Synergistic effects are seen with the combined acid extraction aid when compared to wash water alone, or a single acid extraction aid, such as citric acid. In an embodiment wherein methanesulfonic acid and citric acid are combined in an extraction aid, extraction enhancements are seen from up to about 70% over untreated wash water. The average extraction enhancement in such an embodiment is from about 20 to about 40% over untreated wash water. These synergistic effect is seen over a variety of crude oils, which exhibit a variety of contaminants, including various amines Examples of such crude oils include, but are not limited to Syncrude PZ, Maya, Arab Medium and Heidrun. The synergistic effect also varies in relation to different amines, such as dibutylamine (DBA), dimethylethanoamine(DMEA), morpholine (MORPH), diethanolamine and (DEA), and monoethanolamine(MEA).
Synergistic effects are also exhibited by the use of an extraction aid comprised of methanesulfonic acid and citric acid, over the use of an extraction aid comprised of only one acid, such as citric acid. This is particularly true with respect to the extraction of amines, and even more so with respect to polar amines.
Desalter simulations were performed using five industry relevant amines, DBA, DMEA, MORPH, DEA and MEA, in several crude oils of varying properties, in particular the crudes were Syncrude PZ, Maya, Arab Medium and Heidrun. The crudes were dosed with 200 ppm of the amines, a laboratory desalter simulation was conducted with treated and untreated wash water. The process used 4-8% wash water at from 240 to 300° F., with added shear. The results are displayed in the following chart.

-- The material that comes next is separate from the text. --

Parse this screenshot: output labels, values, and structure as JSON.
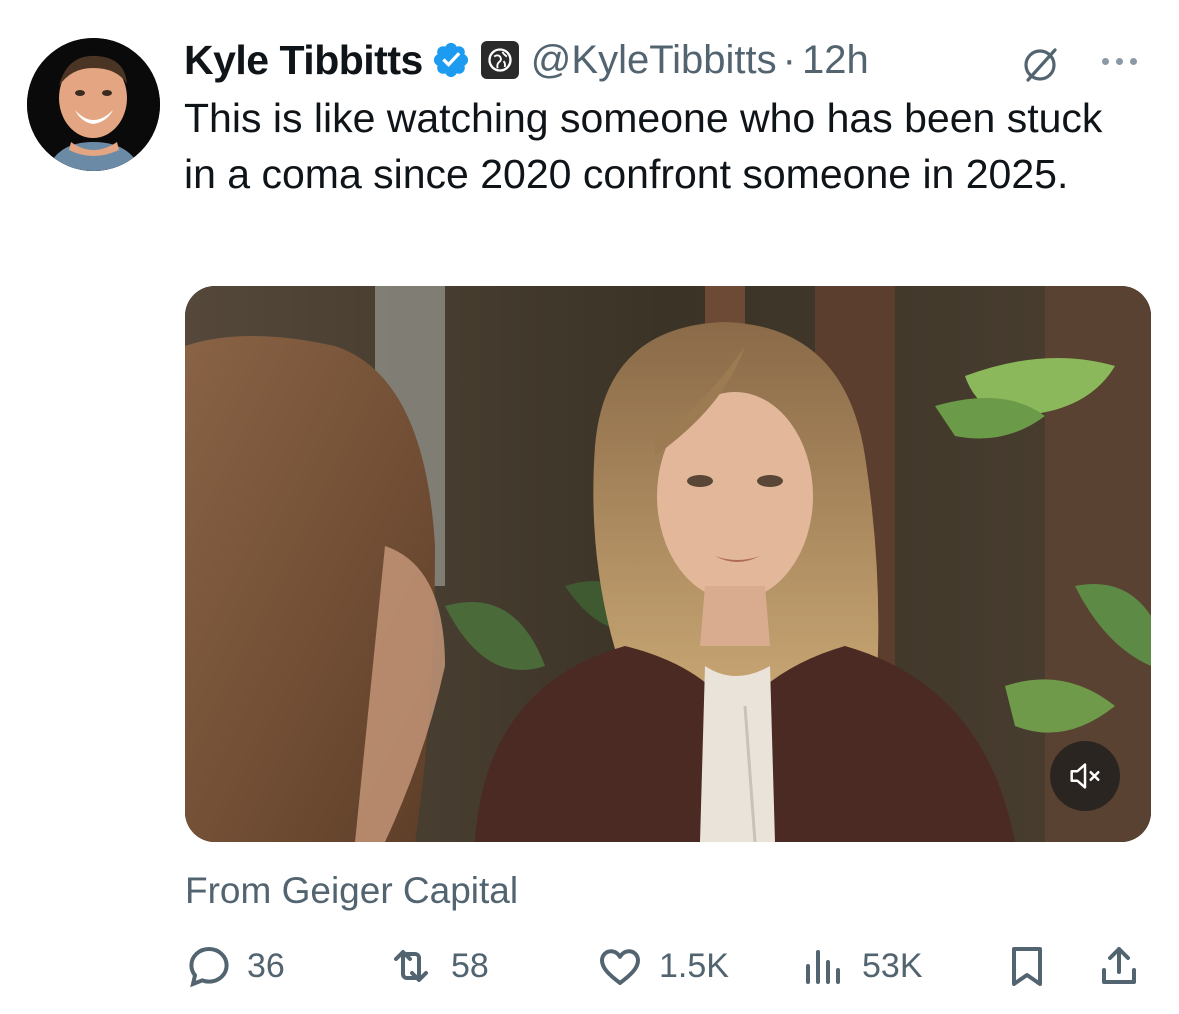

The percentage of amine extraction enhancement over untreated wash water is shown in accompanying